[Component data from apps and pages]

+ + + + + + +

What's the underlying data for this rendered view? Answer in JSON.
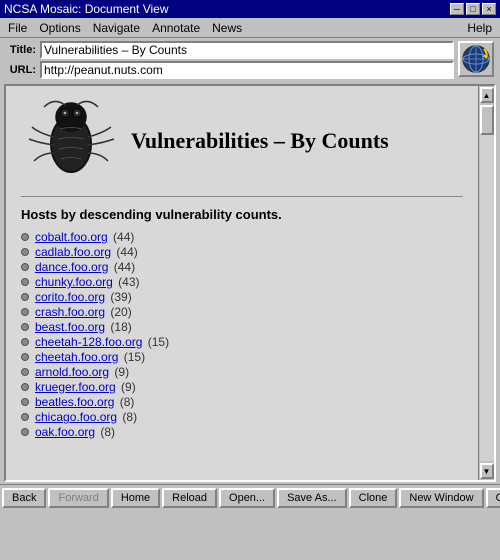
{
  "window": {
    "title": "NCSA Mosaic: Document View",
    "controls": [
      "-",
      "□",
      "×"
    ]
  },
  "menu": {
    "items": [
      "File",
      "Options",
      "Navigate",
      "Annotate",
      "News",
      "Help"
    ]
  },
  "address": {
    "title_label": "Title:",
    "title_value": "Vulnerabilities – By Counts",
    "url_label": "URL:",
    "url_value": "http://peanut.nuts.com"
  },
  "page": {
    "heading": "Vulnerabilities – By Counts",
    "subtitle": "Hosts by descending vulnerability counts.",
    "hosts": [
      {
        "name": "cobalt.foo.org",
        "count": "(44)"
      },
      {
        "name": "cadlab.foo.org",
        "count": "(44)"
      },
      {
        "name": "dance.foo.org",
        "count": "(44)"
      },
      {
        "name": "chunky.foo.org",
        "count": "(43)"
      },
      {
        "name": "corito.foo.org",
        "count": "(39)"
      },
      {
        "name": "crash.foo.org",
        "count": "(20)"
      },
      {
        "name": "beast.foo.org",
        "count": "(18)"
      },
      {
        "name": "cheetah-128.foo.org",
        "count": "(15)"
      },
      {
        "name": "cheetah.foo.org",
        "count": "(15)"
      },
      {
        "name": "arnold.foo.org",
        "count": "(9)"
      },
      {
        "name": "krueger.foo.org",
        "count": "(9)"
      },
      {
        "name": "beatles.foo.org",
        "count": "(8)"
      },
      {
        "name": "chicago.foo.org",
        "count": "(8)"
      },
      {
        "name": "oak.foo.org",
        "count": "(8)"
      }
    ]
  },
  "toolbar": {
    "buttons": [
      "Back",
      "Forward",
      "Home",
      "Reload",
      "Open...",
      "Save As...",
      "Clone",
      "New Window",
      "Close Window"
    ]
  }
}
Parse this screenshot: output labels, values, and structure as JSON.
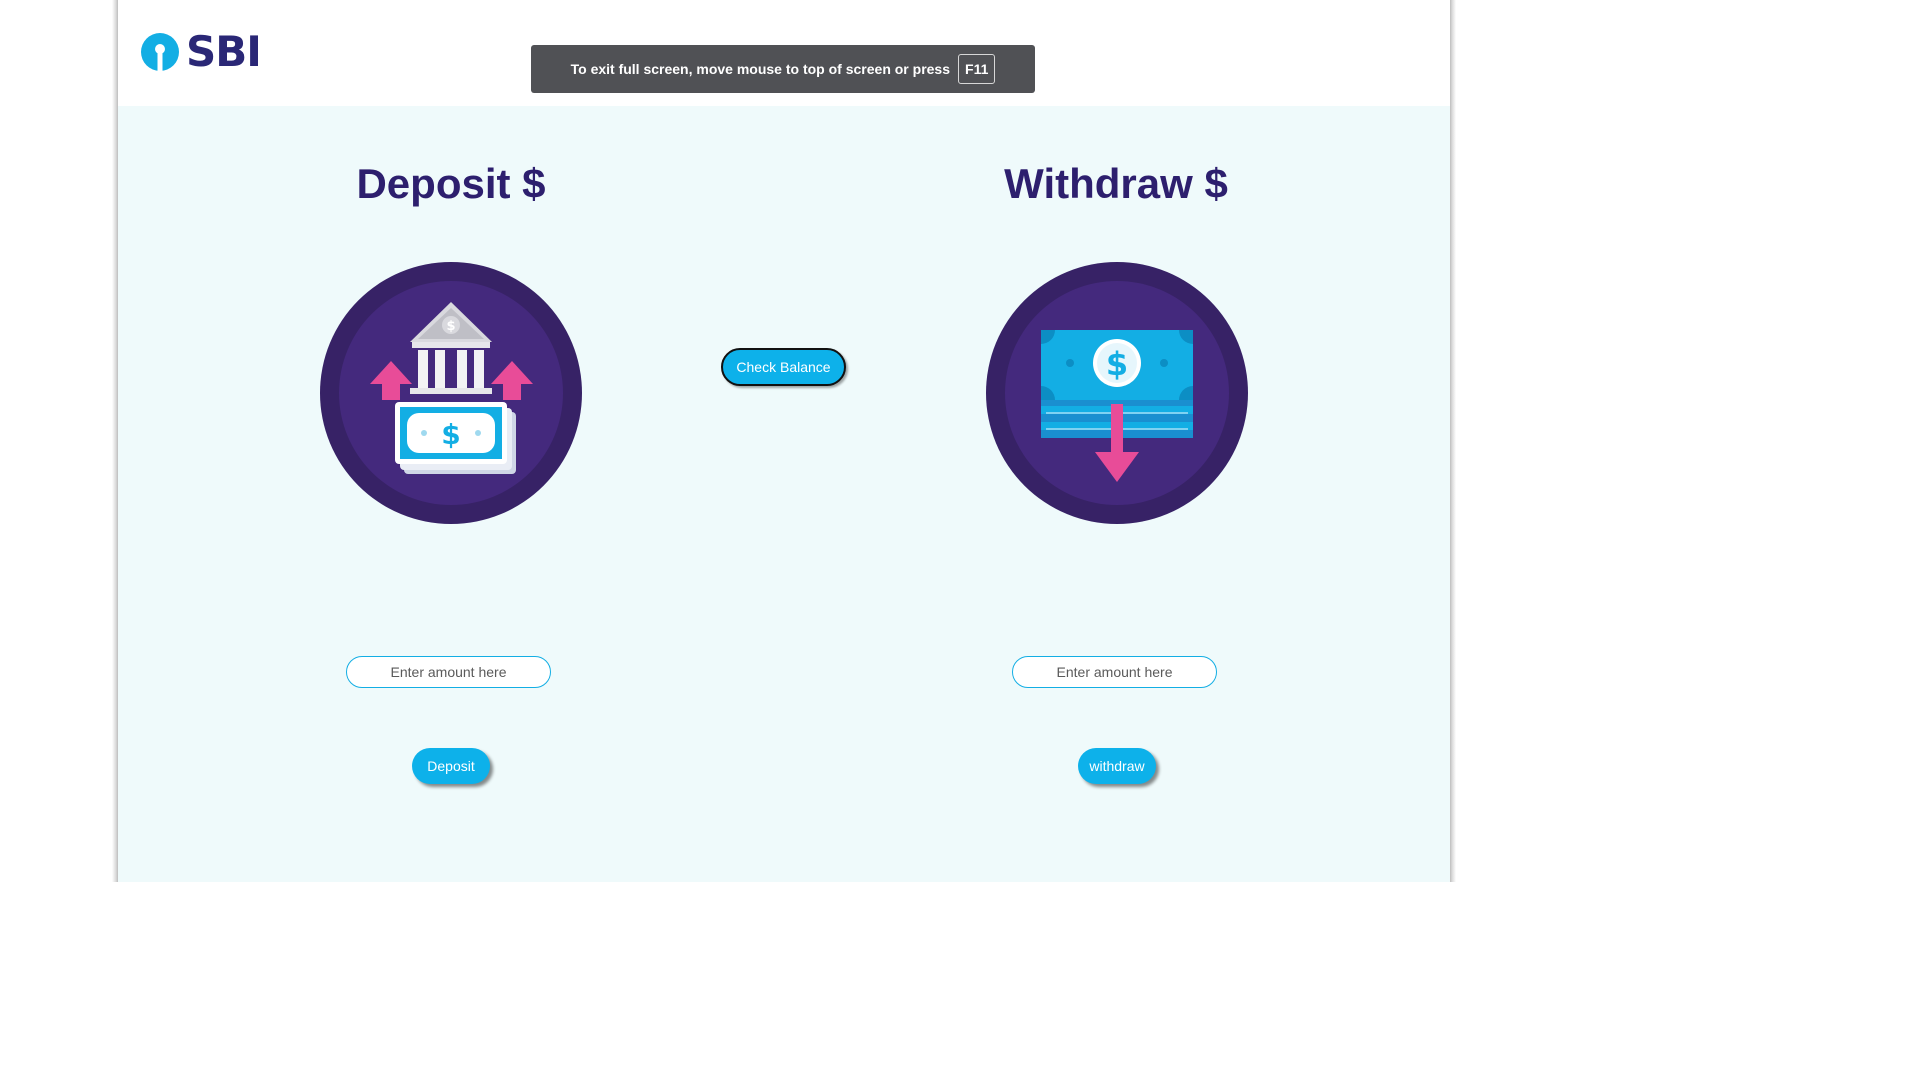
{
  "brand": {
    "name": "SBI",
    "colors": {
      "navy": "#2a2776",
      "cyan": "#13aee4",
      "purple": "#3b2770",
      "pink": "#e84c98",
      "background": "#effafb"
    }
  },
  "fullscreen_notice": {
    "message": "To exit full screen, move mouse to top of screen or press",
    "key": "F11"
  },
  "deposit": {
    "title": "Deposit $",
    "icon": "bank-deposit-icon",
    "amount_placeholder": "Enter amount here",
    "button_label": "Deposit"
  },
  "withdraw": {
    "title": "Withdraw $",
    "icon": "cash-withdraw-icon",
    "amount_placeholder": "Enter amount here",
    "button_label": "withdraw"
  },
  "check_balance": {
    "button_label": "Check Balance"
  }
}
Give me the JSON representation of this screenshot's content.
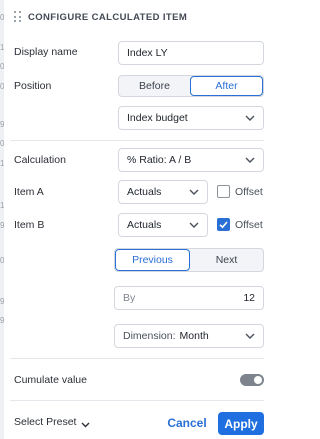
{
  "header": {
    "title": "CONFIGURE CALCULATED ITEM"
  },
  "edge_chars": [
    "0",
    "1",
    "0",
    "0",
    "9",
    "0",
    "1",
    "1",
    "9",
    "0",
    "9",
    "9"
  ],
  "display_name": {
    "label": "Display name",
    "value": "Index LY"
  },
  "position": {
    "label": "Position",
    "options": [
      "Before",
      "After"
    ],
    "selected": "After",
    "reference_item": "Index budget"
  },
  "calculation": {
    "label": "Calculation",
    "value": "% Ratio: A / B"
  },
  "item_a": {
    "label": "Item A",
    "value": "Actuals",
    "offset_label": "Offset",
    "offset_checked": false
  },
  "item_b": {
    "label": "Item B",
    "value": "Actuals",
    "offset_label": "Offset",
    "offset_checked": true
  },
  "offset": {
    "direction_options": [
      "Previous",
      "Next"
    ],
    "selected_direction": "Previous",
    "by_label": "By",
    "by_value": "12",
    "dimension_label": "Dimension:",
    "dimension_value": "Month"
  },
  "cumulate": {
    "label": "Cumulate value",
    "enabled": false
  },
  "footer": {
    "preset_label": "Select Preset",
    "cancel_label": "Cancel",
    "apply_label": "Apply"
  },
  "colors": {
    "accent": "#2a6fd6",
    "apply_bg": "#1f6fe0",
    "toggle_off": "#7d848e"
  }
}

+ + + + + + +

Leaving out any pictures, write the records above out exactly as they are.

What's the underlying data for this rendered view? Answer in JSON.
{
  "window": {
    "title": "NCSA Mosaic: Document View",
    "controls": [
      "-",
      "□",
      "×"
    ]
  },
  "menu": {
    "items": [
      "File",
      "Options",
      "Navigate",
      "Annotate",
      "News",
      "Help"
    ]
  },
  "address": {
    "title_label": "Title:",
    "title_value": "Vulnerabilities – By Counts",
    "url_label": "URL:",
    "url_value": "http://peanut.nuts.com"
  },
  "page": {
    "heading": "Vulnerabilities – By Counts",
    "subtitle": "Hosts by descending vulnerability counts.",
    "hosts": [
      {
        "name": "cobalt.foo.org",
        "count": "(44)"
      },
      {
        "name": "cadlab.foo.org",
        "count": "(44)"
      },
      {
        "name": "dance.foo.org",
        "count": "(44)"
      },
      {
        "name": "chunky.foo.org",
        "count": "(43)"
      },
      {
        "name": "corito.foo.org",
        "count": "(39)"
      },
      {
        "name": "crash.foo.org",
        "count": "(20)"
      },
      {
        "name": "beast.foo.org",
        "count": "(18)"
      },
      {
        "name": "cheetah-128.foo.org",
        "count": "(15)"
      },
      {
        "name": "cheetah.foo.org",
        "count": "(15)"
      },
      {
        "name": "arnold.foo.org",
        "count": "(9)"
      },
      {
        "name": "krueger.foo.org",
        "count": "(9)"
      },
      {
        "name": "beatles.foo.org",
        "count": "(8)"
      },
      {
        "name": "chicago.foo.org",
        "count": "(8)"
      },
      {
        "name": "oak.foo.org",
        "count": "(8)"
      }
    ]
  },
  "toolbar": {
    "buttons": [
      "Back",
      "Forward",
      "Home",
      "Reload",
      "Open...",
      "Save As...",
      "Clone",
      "New Window",
      "Close Window"
    ]
  }
}
Parse this screenshot: output labels, values, and structure as JSON.
{
  "brand": {
    "name": "SBI",
    "colors": {
      "navy": "#2a2776",
      "cyan": "#13aee4",
      "purple": "#3b2770",
      "pink": "#e84c98",
      "background": "#effafb"
    }
  },
  "fullscreen_notice": {
    "message": "To exit full screen, move mouse to top of screen or press",
    "key": "F11"
  },
  "deposit": {
    "title": "Deposit $",
    "icon": "bank-deposit-icon",
    "amount_placeholder": "Enter amount here",
    "button_label": "Deposit"
  },
  "withdraw": {
    "title": "Withdraw $",
    "icon": "cash-withdraw-icon",
    "amount_placeholder": "Enter amount here",
    "button_label": "withdraw"
  },
  "check_balance": {
    "button_label": "Check Balance"
  }
}
Give me the JSON representation of this screenshot's content.
{
  "header": {
    "title": "CONFIGURE CALCULATED ITEM"
  },
  "edge_chars": [
    "0",
    "1",
    "0",
    "0",
    "9",
    "0",
    "1",
    "1",
    "9",
    "0",
    "9",
    "9"
  ],
  "display_name": {
    "label": "Display name",
    "value": "Index LY"
  },
  "position": {
    "label": "Position",
    "options": [
      "Before",
      "After"
    ],
    "selected": "After",
    "reference_item": "Index budget"
  },
  "calculation": {
    "label": "Calculation",
    "value": "% Ratio: A / B"
  },
  "item_a": {
    "label": "Item A",
    "value": "Actuals",
    "offset_label": "Offset",
    "offset_checked": false
  },
  "item_b": {
    "label": "Item B",
    "value": "Actuals",
    "offset_label": "Offset",
    "offset_checked": true
  },
  "offset": {
    "direction_options": [
      "Previous",
      "Next"
    ],
    "selected_direction": "Previous",
    "by_label": "By",
    "by_value": "12",
    "dimension_label": "Dimension:",
    "dimension_value": "Month"
  },
  "cumulate": {
    "label": "Cumulate value",
    "enabled": false
  },
  "footer": {
    "preset_label": "Select Preset",
    "cancel_label": "Cancel",
    "apply_label": "Apply"
  },
  "colors": {
    "accent": "#2a6fd6",
    "apply_bg": "#1f6fe0",
    "toggle_off": "#7d848e"
  }
}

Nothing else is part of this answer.